It’s not just her persistence that’s notable. Uzaki Hana has several striking characteristics: she’s short, well endowed, and positively exploding with energy. She also may very well be one of the most annoying characters ever seen in a slice-of-life manga. Just when you thought Umaru, the spoiled otaku from Himouto! Umaru-chan was as obnoxious as a manga heroine could be, you learn that this 19-year-old college student who acts like a hyperactive child in a woman’s body is even harder to tolerate. Over and over again, it seems impossible that an adult can get away with behaving like this in public and around other people.
Uzaki’s constant silliness and demanding nature are supposed to be funny and cute (and sometimes sexy, as indicated by the frequent double entendres and suggestive art) but instead she comes off as desperate and weird. When she invites herself along to a movie Sakurai planned on seeing alone, that’s fine, if a little rude.
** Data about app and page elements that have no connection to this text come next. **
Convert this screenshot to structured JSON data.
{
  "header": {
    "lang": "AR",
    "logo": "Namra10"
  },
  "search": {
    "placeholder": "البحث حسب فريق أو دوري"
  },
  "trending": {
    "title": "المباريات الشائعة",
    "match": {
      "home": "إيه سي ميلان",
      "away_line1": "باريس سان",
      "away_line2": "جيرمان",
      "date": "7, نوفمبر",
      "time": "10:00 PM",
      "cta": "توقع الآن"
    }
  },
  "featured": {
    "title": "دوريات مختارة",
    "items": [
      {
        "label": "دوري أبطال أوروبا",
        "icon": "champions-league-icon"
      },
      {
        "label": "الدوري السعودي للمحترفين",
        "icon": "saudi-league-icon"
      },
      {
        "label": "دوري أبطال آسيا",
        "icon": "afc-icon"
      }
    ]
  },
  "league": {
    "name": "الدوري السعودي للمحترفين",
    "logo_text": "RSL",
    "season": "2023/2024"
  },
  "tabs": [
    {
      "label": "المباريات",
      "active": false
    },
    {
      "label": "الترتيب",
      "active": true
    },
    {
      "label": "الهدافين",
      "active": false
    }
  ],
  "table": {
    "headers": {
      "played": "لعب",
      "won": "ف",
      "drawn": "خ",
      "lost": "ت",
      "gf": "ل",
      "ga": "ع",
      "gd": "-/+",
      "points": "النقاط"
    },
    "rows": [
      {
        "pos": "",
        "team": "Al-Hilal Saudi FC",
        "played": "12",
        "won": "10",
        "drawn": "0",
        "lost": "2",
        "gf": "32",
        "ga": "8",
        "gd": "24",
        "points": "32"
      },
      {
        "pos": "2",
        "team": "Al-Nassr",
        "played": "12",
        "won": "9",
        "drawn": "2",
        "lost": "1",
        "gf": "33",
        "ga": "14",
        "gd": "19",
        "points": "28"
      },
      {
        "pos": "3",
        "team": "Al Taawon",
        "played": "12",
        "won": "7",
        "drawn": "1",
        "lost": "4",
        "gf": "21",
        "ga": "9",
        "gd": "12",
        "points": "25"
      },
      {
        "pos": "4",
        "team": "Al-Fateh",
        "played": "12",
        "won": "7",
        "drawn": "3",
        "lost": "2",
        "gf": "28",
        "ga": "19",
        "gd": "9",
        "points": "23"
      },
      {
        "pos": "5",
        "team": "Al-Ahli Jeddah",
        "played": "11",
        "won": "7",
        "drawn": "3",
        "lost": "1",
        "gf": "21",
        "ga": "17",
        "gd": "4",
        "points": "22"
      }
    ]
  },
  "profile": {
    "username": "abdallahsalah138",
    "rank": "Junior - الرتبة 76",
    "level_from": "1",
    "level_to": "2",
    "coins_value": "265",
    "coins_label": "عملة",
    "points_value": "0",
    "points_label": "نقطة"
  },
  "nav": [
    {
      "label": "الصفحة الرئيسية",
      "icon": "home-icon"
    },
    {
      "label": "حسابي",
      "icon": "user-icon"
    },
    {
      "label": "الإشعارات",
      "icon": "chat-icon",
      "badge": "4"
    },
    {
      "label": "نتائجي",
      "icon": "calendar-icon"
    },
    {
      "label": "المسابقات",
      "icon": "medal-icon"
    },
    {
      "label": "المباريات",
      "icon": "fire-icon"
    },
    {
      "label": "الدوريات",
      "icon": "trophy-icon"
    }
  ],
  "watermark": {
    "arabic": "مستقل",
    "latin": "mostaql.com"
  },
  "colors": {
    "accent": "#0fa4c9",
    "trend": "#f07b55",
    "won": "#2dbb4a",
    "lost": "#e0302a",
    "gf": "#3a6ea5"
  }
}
But when she demands to go out to eat after tagging along to the batting cages Sakurai wanted to visit for solo relaxation, then gobbles down his food as well as hers, she starts grating on the reader’s nerves—and since the entire manga is built around this gag, that’s bad news for its longevity.
The same basic situation repeats itself over and over throughout the thin slice-of-life plots, with Sakurai being nice enough to entertain Uzaki’s whims and suffering in silence as she makes more and more demands. It’s unclear why he puts up with her when he’s clearly exhausted and annoyed, though the manga seems eager to set up the notion that they’ll wind up dating. Though he occasionally ends up enjoying their time together, his unwillingness to stand up for himself may be more frustrating than Uzaki’s clueless persistence.
Uzaki’s clinginess and overbearing personality can be endearing sometimes, but the joke quickly becomes rote and frustrating. What makes it even more exhausting is that, at least in the first volume, the characters don’t learn or develop even a smidge. This may change as the series continues, as we see Uzaki-chan spending time with Sakurai at his home and showing some hints of romance, but so far it’s a very slow burn.
If you want to experience constant second-hand frustration while reading a manga series, Uzaki-chan is here for you. If a chirpy young woman who can’t leave her senpai alone sounds like the perfect protagonist, then by all means check it out—but other readers are cautioned to pass.
publisher: Seven Seas Entertainment
story and art: Take